Reblooming Bearded Irises have existed for
decades. Unlike “Encore®” Reblooming Azaleas, these
special perennial plants received minimal attention from Iris fanciers. Public notice finally arrived in the
late nineties due to a feature story appearing in Martha Steward Living Magazine. Product demand forced major producers to list selections in
their yearly catalogs.
Spring only flowering bearded irises cannot
become a reblooming one.
Remontants (rebloomers) are bred for spring and fall flowering. As hybridizers such as the late Dr. Lloyd Zurbrigg formerly of
Radford, VA and Durham, NC retired, concrete performance data and new
development saw a significant decline over the past decade. Since rebloom origins are difficult to
pinpoint, only a handful of dedicated breeders across the US and Canada are
actively working for new color breaks and patterns plus better fall
reliability. One current goal is
to move the fall bloom sequence up to late August or early September. Such progress would allow gardeners in
colder climates the chance to enjoy these marvelous heirloom plants in fall
Gardeners should use extreme caution in
ordering plants from mail order catalogs and print media ads. Growers fail to make the distinction
between warm and cool season varieties.
West Coast selections may not grow or flower in fickle Mid-Atlantic
growing conditions. Consult
reputable local growers for the best choices in performance
and fall bloom reliability.
Mike has published an article proposing a solution to the "Great Clarence Mystery"--the unknown parentage of one of the most breathtaking of Lloyd Zurbrigg's reblooming irises. "Clarence" was a finalist for the prestigious Dykes Medal, but failed to win it due to uncertain antecedents.
The article was published in "Irises: The Bulletin of the American Iris Society" vol 92(2), April 2011, and appears HERE by permission.
A mild winter is a mixed bag.Homeowners have hopefully enjoyed lower heating bills.Landscape contractors and arborists continue to work without the threat of freezing temperatures in an effort to get a jump start on the upcoming spring season.
Since the groundhog in PA made his annual declaration in early February, winter daytime temperatures remain above normal.Winter weeds such as chickweed, henbit, Bittercress and dandelions have been on a rampage in plantings beds and lawns.Bittercress continues to make new appearances in the suburban landscape.Like its fellow noxious broadleaf weeds, gardeners should not ignore its existence in the yard.
Hairy Bittercress (Cardamine hirsuta) germinates and grows into a basil rosette with small dark segmented foliage.It has a mounded appearance composed of pinnate leaves with alternate 1-2-3 parts of round to kidney shapes leaflets.Petioles are prominent and hairy.Flower stems are erect and smooth sporting little foliage.
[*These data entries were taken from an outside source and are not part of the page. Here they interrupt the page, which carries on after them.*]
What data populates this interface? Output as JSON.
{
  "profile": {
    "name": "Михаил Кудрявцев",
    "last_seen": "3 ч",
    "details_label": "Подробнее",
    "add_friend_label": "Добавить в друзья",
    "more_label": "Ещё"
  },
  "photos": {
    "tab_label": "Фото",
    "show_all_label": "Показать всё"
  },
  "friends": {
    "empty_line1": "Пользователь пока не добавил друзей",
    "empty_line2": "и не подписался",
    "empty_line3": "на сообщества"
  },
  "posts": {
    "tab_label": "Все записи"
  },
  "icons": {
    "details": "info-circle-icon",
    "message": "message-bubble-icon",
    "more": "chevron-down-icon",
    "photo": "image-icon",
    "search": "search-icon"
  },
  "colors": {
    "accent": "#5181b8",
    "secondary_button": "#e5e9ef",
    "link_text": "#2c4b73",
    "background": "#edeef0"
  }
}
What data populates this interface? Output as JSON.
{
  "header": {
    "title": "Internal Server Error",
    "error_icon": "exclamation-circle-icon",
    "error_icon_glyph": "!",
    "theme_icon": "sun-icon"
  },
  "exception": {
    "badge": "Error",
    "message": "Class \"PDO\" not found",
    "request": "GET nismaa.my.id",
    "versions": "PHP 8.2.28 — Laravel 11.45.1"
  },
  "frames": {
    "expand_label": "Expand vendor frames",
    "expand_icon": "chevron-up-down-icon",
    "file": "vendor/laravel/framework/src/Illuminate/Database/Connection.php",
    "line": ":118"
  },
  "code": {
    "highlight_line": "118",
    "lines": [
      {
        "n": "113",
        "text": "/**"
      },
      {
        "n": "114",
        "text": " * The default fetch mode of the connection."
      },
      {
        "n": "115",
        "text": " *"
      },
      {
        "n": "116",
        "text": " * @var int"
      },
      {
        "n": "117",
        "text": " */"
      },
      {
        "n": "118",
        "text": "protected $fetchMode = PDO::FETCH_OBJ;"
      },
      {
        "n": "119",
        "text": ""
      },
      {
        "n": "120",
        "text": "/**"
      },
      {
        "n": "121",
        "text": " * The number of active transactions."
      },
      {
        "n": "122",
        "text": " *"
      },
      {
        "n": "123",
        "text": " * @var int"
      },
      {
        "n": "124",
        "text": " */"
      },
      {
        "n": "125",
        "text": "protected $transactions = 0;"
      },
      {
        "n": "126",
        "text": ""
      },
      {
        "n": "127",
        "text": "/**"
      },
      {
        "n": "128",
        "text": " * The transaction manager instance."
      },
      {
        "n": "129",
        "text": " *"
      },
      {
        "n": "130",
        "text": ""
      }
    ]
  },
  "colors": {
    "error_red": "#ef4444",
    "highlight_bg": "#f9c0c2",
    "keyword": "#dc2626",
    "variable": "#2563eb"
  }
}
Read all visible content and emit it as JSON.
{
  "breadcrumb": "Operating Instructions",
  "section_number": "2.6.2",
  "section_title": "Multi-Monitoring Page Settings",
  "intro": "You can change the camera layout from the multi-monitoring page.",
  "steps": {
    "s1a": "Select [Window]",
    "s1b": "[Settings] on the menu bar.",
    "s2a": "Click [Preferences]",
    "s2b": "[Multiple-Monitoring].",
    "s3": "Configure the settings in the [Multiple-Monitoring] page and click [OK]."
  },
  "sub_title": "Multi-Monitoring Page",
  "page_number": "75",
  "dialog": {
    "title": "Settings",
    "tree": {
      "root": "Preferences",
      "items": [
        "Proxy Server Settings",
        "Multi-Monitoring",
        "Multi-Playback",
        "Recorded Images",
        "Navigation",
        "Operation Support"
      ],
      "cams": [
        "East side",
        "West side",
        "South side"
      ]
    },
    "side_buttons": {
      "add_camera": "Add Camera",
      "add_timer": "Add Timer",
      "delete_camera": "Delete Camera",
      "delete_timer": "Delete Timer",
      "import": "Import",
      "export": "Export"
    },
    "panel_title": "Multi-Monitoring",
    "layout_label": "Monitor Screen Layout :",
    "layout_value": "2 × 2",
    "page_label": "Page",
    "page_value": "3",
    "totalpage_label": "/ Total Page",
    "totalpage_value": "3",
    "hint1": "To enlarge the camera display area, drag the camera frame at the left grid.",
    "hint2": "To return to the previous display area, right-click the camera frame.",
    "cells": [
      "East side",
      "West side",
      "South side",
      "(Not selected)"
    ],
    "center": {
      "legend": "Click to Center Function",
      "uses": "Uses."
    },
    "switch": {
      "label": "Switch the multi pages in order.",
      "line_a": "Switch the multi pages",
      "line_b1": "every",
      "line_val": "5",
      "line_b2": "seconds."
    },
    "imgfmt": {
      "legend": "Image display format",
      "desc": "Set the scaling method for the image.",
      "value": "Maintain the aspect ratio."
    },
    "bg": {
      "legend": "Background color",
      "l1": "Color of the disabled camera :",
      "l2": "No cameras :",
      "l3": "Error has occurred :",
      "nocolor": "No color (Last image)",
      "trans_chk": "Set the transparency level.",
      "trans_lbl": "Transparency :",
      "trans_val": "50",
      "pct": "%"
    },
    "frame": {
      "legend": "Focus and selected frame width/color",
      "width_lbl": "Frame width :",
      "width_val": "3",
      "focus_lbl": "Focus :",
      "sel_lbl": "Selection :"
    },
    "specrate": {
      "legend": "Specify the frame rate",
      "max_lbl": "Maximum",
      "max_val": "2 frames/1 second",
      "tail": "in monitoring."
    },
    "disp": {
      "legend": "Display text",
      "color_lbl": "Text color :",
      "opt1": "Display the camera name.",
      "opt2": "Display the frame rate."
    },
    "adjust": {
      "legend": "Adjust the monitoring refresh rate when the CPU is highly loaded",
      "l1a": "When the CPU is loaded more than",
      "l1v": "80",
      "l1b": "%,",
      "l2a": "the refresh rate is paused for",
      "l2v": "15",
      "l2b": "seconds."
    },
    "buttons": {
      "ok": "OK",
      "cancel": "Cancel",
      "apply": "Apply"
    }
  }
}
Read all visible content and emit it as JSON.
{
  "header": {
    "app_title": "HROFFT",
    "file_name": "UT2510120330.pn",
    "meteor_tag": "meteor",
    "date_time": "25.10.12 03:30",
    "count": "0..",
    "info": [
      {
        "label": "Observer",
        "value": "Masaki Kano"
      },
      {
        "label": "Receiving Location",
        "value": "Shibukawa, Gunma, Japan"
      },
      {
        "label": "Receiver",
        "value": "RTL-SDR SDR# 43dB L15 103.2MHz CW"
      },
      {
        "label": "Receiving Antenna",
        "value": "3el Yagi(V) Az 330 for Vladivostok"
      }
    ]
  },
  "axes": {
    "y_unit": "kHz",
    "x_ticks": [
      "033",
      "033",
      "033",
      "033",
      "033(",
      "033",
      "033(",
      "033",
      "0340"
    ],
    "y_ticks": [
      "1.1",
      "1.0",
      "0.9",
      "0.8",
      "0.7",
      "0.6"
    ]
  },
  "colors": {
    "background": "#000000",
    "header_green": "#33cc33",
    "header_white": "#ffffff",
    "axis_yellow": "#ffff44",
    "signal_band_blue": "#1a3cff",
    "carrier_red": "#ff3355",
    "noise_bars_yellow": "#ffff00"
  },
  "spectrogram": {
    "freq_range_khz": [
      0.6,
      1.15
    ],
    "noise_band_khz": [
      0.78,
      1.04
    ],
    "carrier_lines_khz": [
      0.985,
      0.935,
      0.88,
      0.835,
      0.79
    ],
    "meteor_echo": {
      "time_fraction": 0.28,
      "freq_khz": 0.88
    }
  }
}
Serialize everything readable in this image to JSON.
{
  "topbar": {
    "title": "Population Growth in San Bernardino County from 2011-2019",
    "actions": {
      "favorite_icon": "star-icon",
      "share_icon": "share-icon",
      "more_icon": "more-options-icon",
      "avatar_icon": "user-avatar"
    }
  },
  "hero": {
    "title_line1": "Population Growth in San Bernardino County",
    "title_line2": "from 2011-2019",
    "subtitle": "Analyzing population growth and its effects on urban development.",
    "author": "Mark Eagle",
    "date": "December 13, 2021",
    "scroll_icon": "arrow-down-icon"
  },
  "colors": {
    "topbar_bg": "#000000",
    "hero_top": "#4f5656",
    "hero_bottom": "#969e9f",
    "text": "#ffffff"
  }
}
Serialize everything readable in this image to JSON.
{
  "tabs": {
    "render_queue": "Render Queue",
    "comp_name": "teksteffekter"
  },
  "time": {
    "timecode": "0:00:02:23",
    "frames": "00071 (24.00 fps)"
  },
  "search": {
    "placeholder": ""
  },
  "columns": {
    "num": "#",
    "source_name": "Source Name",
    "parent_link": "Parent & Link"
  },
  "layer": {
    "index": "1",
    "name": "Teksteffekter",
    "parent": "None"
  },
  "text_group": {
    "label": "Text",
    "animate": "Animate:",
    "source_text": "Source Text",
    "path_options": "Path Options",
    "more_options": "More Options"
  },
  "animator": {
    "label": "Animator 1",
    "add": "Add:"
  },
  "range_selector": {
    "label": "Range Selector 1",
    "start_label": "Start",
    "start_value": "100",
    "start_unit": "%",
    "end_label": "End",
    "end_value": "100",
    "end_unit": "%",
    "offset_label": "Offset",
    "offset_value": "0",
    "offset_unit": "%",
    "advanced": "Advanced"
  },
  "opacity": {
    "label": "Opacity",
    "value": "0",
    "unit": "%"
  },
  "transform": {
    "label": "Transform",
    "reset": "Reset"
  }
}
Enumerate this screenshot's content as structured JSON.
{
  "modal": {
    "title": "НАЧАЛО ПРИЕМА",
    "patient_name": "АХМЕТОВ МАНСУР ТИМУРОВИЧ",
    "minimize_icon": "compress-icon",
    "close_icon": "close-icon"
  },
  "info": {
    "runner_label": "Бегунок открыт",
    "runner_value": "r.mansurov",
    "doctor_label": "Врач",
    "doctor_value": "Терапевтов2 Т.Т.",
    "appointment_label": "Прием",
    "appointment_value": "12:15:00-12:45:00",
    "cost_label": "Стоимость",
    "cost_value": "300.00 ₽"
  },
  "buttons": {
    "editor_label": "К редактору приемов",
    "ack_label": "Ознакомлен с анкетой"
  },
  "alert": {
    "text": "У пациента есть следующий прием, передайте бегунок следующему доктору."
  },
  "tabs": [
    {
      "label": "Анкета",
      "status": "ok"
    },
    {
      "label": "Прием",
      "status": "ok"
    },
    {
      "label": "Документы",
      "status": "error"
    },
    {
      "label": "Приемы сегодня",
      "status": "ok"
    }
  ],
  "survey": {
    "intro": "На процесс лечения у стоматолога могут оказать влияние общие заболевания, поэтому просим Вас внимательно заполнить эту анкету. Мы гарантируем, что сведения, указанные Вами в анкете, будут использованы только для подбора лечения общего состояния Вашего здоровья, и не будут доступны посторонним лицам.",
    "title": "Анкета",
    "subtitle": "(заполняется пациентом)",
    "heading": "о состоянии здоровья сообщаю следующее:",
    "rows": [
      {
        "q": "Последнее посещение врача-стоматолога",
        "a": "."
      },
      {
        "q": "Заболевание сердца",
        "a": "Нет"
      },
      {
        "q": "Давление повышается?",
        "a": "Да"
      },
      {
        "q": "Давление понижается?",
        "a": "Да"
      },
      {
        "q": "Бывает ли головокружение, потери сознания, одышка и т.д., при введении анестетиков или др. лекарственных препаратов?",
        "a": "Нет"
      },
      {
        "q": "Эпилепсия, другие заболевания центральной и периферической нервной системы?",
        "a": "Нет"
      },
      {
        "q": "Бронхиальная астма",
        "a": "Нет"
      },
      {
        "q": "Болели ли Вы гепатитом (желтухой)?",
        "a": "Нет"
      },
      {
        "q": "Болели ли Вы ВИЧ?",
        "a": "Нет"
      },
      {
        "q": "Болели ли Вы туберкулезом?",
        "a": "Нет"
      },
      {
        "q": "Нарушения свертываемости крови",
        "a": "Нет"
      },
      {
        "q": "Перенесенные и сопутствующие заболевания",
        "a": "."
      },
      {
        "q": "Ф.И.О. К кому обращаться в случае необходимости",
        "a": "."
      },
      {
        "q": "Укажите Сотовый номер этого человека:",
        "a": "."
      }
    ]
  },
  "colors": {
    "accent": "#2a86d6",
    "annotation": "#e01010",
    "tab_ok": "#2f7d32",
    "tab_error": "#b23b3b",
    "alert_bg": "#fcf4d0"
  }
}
Small (2-3mm in diameter) white blooms have four tiny petals.They are arranged in dense racemes.(The floral structure is on a smaller scale similar to hyacinth flowers.)Long and narrow purple seed heads can measure up to l.5 cm to 2 cm in length.Its fruit are known as “Siliques” and can explosively spread seed as much as 10 feet from the parent plant.Any contact such as walking, raking, weeding, lawn mowing activates seed dispersal.
Heavy hairy Bittercress infestations are mainly evident in early spring.Home gardeners can easily forget about this broadleaf weed’s presence around the landscape during the remainder of the growing season. Control measures require timely post emergent herbicide applications in spring and fall.This weed’s unique and efficient seed distribution mechanism can NOT be underestimated.If Bittercress infestations are manageable, mechanical removal is highly recommended before and during flowering.The same advice is helpful for henbit, chickweed and annual bluegrass control.
Avid home gardeners are strongly advised to contact your local Cooperative Extension Office to discuss the latest recommendations to curb this aggressive broadleaf weed.Be vigilant now to avoid later pain.